With climate change, being well insured matters more than ever
Life’s full of changes, and weather is one of them. In Canada, severe weather is on the rise, and climate change is partly to blame. But while we can’t control extreme natural events, having the right insurance can help us better protect our homes and cars.
From wildfires and floods to storms and wind, here’s why our changing climate means it’s more important than ever to be well insured.
In homes, floods can destroy possessions and cause water damage and foundation issues. In cars, they can wreck interiors, electronics and mechanical systems.
Populations are growing in floodplains. And while 1.7 million Canadian households are now at high risk for flooding1, 94% of Canadians in flood-risk zones don’t know their risk2.
What’s more, that risk is growing. Current data3 shows that, over the last 100 years, floods — including extreme ones — are becoming more frequent in Canada.
Extreme temperatures and warmer weather in Canada have led to lightning and longer hot, dry periods — a recipe for more frequent, higher intensity wildfires4, which threaten property and possessions.
Looking at 10-year average wildfire counts in Canada, British Colombia, Manitoba, Ontario, Quebec and New Brunswick all exceeded their provincial averages in 20185.
Before the end of the century6, forest fires are likely to increase between 75% to 140%.
Extreme temperatures also affect storms. And the rise in severe snow, ice and hail storms means even more risks to protect against, from auto accidents to roof problems and damage from falling objects.
Freezing rain is more frequent than it used to be in Canada, and it’s only going to increase.
Based on historic averages in Ontario, by 2065, the number of days with freezing rain between December and February is expected to go up in that province by 35% to 100%.7 Other regions in Canada could see a similar increase.
Wind and tornadoes
With more frequent severe storms, we can also expect a rise in wind, but it’s still unsure for tornadoes. What we know is that these events can seriously damage homes and cars.
A 2018 Manitoba tornado was graded an EF4 — the second highest damage rank on the Enhanced Fujita scale — with winds of up to 310 km/h. Meanwhile, an Ontario windstorm that same year was so powerful, it was the most costly insured event the province had seen in the previous five years8.
We can’t predict when extreme weather will strike. But knowing it’s likely to occur more and more often gives us even more reason to prepare.
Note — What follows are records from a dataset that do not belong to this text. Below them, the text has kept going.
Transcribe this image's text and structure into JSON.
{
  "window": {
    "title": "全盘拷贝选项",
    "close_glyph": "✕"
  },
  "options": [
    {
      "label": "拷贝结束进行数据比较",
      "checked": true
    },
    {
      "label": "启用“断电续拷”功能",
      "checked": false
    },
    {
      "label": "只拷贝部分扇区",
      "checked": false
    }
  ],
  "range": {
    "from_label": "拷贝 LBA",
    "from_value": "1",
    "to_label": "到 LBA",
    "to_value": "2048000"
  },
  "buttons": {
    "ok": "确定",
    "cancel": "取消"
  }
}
Which is why having the right insurance today is more important than it’s ever been.
1 Floodsmart Canada
2 University of Waterloo, Partners for Action, Floods Happen Infographic
3 Freshwater Alliance
4 Canada Council of Forest Ministers, Fire Load Trends Report
5 Canadian Wildland Fire Information System, National Fire Situation Report
6 Government of Canada, Canada in a Changing Climate
7 Government of Canada, Canada in a Changing Climate
9 The Globe and Mail